When a story is told by someone outside the action, he is called a third-person narrator (because, refers to everybody in the story in the third person: 'he', 'she', 'they'). In this form of narration the person who telling the story is like an observer, an onlooker who sees what is happening, but plays no pan in the events.
The third-person narrator can be
• omniscient (βρεβεδσώωθι)
• omniscient limited
• objective (dramatic)
The omniscient third-person narrator is a kind of god; he is all-knowing, sic knows everything about the fictional world he has created: he can read other characters' thoughts, he can be in several places at once, and he knows exactly what is going to happen and how each character will behave. He is free to tell us much or as little as he wishes.
The limited omniscient third-person narrator knows the thoughts and feelings of only one character in the story.

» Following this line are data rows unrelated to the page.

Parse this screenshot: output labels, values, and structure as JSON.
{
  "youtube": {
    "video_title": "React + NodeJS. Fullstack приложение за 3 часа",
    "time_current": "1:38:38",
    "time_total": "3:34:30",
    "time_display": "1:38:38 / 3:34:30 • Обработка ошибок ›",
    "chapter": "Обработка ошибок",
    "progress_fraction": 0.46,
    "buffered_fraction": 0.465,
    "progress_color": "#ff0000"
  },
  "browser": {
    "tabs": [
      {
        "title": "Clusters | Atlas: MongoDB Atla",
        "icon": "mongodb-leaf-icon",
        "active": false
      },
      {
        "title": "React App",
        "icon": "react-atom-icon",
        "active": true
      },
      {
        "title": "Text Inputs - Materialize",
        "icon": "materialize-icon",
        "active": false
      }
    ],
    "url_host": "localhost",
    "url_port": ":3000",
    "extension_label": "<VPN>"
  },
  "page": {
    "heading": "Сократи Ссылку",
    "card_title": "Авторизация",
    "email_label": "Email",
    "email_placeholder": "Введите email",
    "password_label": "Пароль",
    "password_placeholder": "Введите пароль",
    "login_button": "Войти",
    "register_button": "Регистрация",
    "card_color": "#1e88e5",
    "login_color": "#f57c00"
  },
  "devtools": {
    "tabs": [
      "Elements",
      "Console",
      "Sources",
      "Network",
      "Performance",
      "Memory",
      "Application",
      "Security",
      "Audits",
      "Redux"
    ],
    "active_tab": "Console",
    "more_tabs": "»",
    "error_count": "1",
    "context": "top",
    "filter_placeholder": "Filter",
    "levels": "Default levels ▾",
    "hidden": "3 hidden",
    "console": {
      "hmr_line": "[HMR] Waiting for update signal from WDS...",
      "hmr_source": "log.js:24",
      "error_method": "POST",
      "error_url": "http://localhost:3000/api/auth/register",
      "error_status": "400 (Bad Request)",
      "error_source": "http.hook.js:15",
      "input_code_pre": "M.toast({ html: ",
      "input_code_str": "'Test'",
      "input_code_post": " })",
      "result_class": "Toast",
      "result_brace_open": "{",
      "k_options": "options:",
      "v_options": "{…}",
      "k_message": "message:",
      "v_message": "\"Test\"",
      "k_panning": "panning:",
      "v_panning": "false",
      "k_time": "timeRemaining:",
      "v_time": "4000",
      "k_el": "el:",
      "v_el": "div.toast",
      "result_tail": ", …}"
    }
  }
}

An omniscient third-person narratorwho interrupts the narrative and speaks directly to the readers called intrusive. He may use these intrusions to summarise, philosophise, moralise or to guide the reader’s interpretation of events. This kind of narrator was particularly popular in the eighteenth and nineteenth centuries. It is also popular in today's post-modernist literature.
Here's an example of such intrusion:
When George first went to school and was asked his name in front of the other boys, he replied. "George Elephant."
"Olliphant?" said the master.
"No, sir, Elephant."
"What, Elephant? Like the animals?"
"Yes, sir, like the animals."
After that at school he was called by the names of all known, and some unknown, animals.
You Smiths and Robinsons, who have never suffered in this way, may smile... But change you to a foolish one — even for two weeks — and see what happens to you. ....
Very often the narrator's intrusions are entertaining:
I offer this advice without fee: it is included in the price of the book. (M. Spark)
How could you, Madam, be so inattentive in reading the first chapter? (L. Stern)
The third-person objective narratorcan report only what he sees and hears. He cannot tell us what the characters think and how they feel. When an author uses an objective point of view, the story seems to be told by no one. This narrative technique has often been compared to a video camera left running. The third person narrator steps aside and allows the story to present itself through setting, action and dialogue. The reader is presented with material which he alone must analyse and interpret.
Although this narrator does not actively take part in the storytelling, he has an important to play in this type of narrative. It is the narrator who decides when to turn the video camera on and off and where to point it.
(See Ernest Hemingway's short story).
What kind of narrator tells the story? Is it a first-person or third-person narrator?
Is the first-person narrator reliable? Justify your answer.
Is the third-person narrator omniscient?
Is the point of view objective? Does the narrator of the story pass judgment on anyone?
Find examples in the text when the narrator interrupts the story and addresses the reader directly. Which of the purposes listed below do the intrusions serve?
to summarise or philosophise
to involve the reader more directly into the story:
to guide the reader's interpretation of events
to add humour.
Does the author try to represent the thoughts of a character? What technique does he use to achievethis effect?
What effect does the author's choice of narrator have on the impact of the story'.'